(Records from a data collection)
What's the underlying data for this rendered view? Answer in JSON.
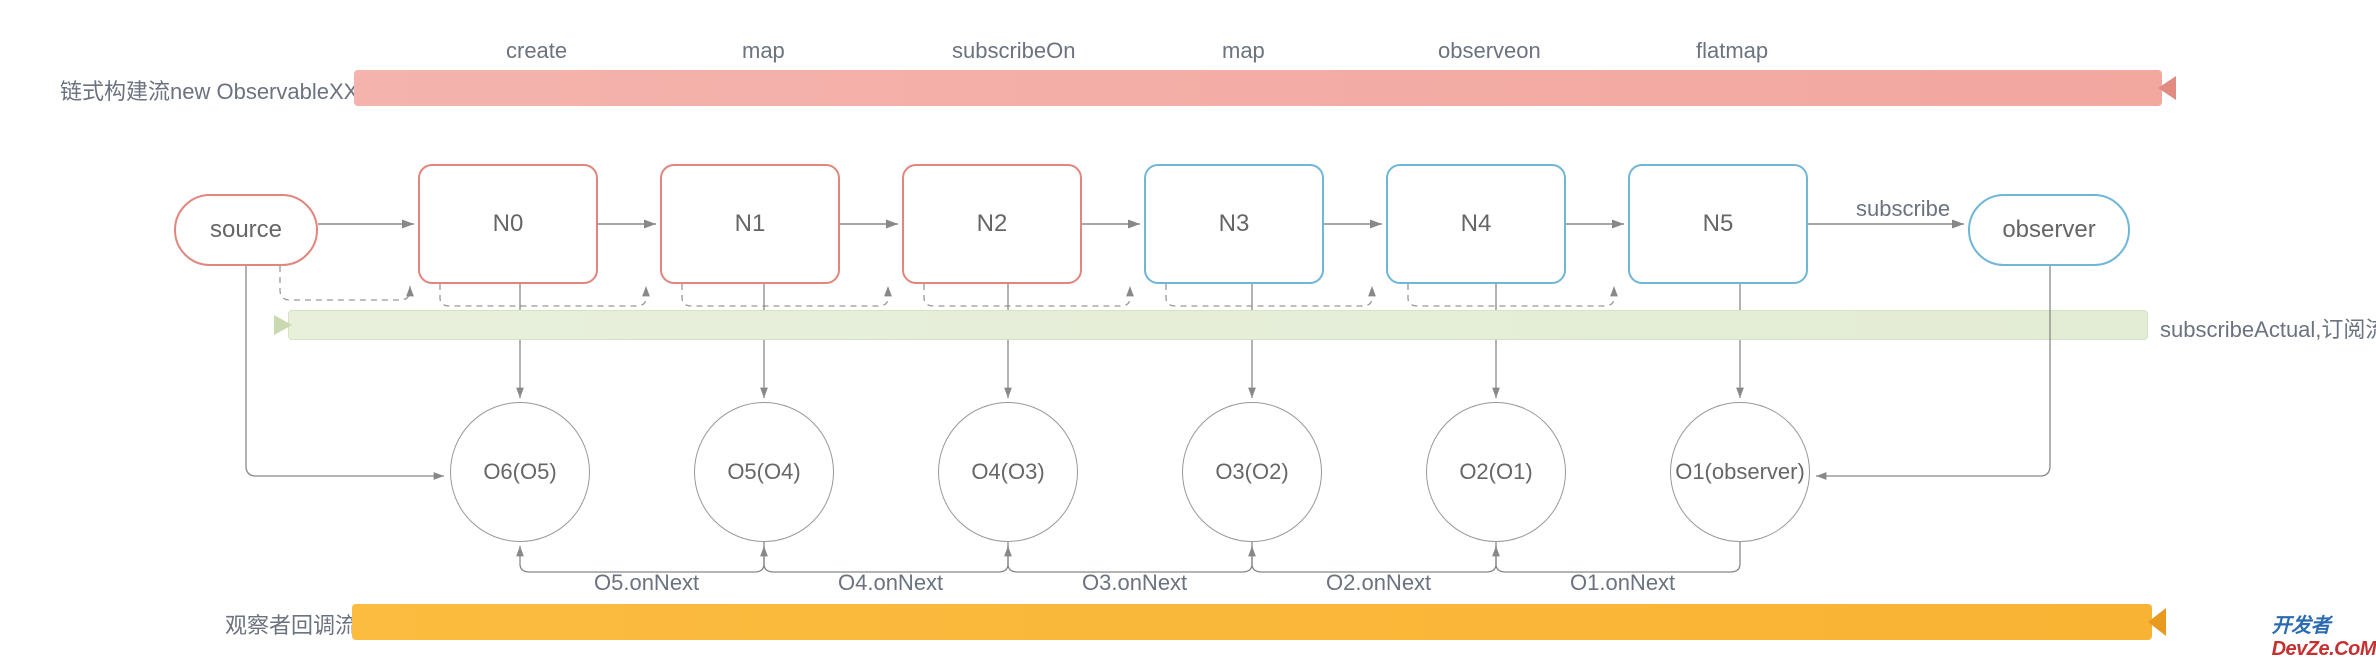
{
  "topBar": {
    "leftLabel": "链式构建流new ObservableXXX",
    "operators": [
      "create",
      "map",
      "subscribeOn",
      "map",
      "observeon",
      "flatmap"
    ]
  },
  "nodes": {
    "source": "source",
    "n": [
      "N0",
      "N1",
      "N2",
      "N3",
      "N4",
      "N5"
    ],
    "subscribeLabel": "subscribe",
    "observer": "observer"
  },
  "midBar": {
    "rightLabel": "subscribeActual,订阅流"
  },
  "observers": {
    "o": [
      "O6(O5)",
      "O5(O4)",
      "O4(O3)",
      "O3(O2)",
      "O2(O1)",
      "O1(observer)"
    ],
    "onNext": [
      "O5.onNext",
      "O4.onNext",
      "O3.onNext",
      "O2.onNext",
      "O1.onNext"
    ]
  },
  "bottomBar": {
    "leftLabel": "观察者回调流"
  },
  "colors": {
    "redBorder": "#e0867d",
    "blueBorder": "#6fb6d9",
    "barRed": "#f2a79f",
    "barGreen": "#e3ecd4",
    "barOrange": "#f9b334",
    "arrow": "#888",
    "text": "#6b7280"
  },
  "watermark": {
    "cn": "开发者",
    "en": "DevZe.CoM"
  }
}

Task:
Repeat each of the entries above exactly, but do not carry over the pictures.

Written solution:
What's the underlying data for this rendered view? Answer in JSON.
{
  "topBar": {
    "leftLabel": "链式构建流new ObservableXXX",
    "operators": [
      "create",
      "map",
      "subscribeOn",
      "map",
      "observeon",
      "flatmap"
    ]
  },
  "nodes": {
    "source": "source",
    "n": [
      "N0",
      "N1",
      "N2",
      "N3",
      "N4",
      "N5"
    ],
    "subscribeLabel": "subscribe",
    "observer": "observer"
  },
  "midBar": {
    "rightLabel": "subscribeActual,订阅流"
  },
  "observers": {
    "o": [
      "O6(O5)",
      "O5(O4)",
      "O4(O3)",
      "O3(O2)",
      "O2(O1)",
      "O1(observer)"
    ],
    "onNext": [
      "O5.onNext",
      "O4.onNext",
      "O3.onNext",
      "O2.onNext",
      "O1.onNext"
    ]
  },
  "bottomBar": {
    "leftLabel": "观察者回调流"
  },
  "colors": {
    "redBorder": "#e0867d",
    "blueBorder": "#6fb6d9",
    "barRed": "#f2a79f",
    "barGreen": "#e3ecd4",
    "barOrange": "#f9b334",
    "arrow": "#888",
    "text": "#6b7280"
  },
  "watermark": {
    "cn": "开发者",
    "en": "DevZe.CoM"
  }
}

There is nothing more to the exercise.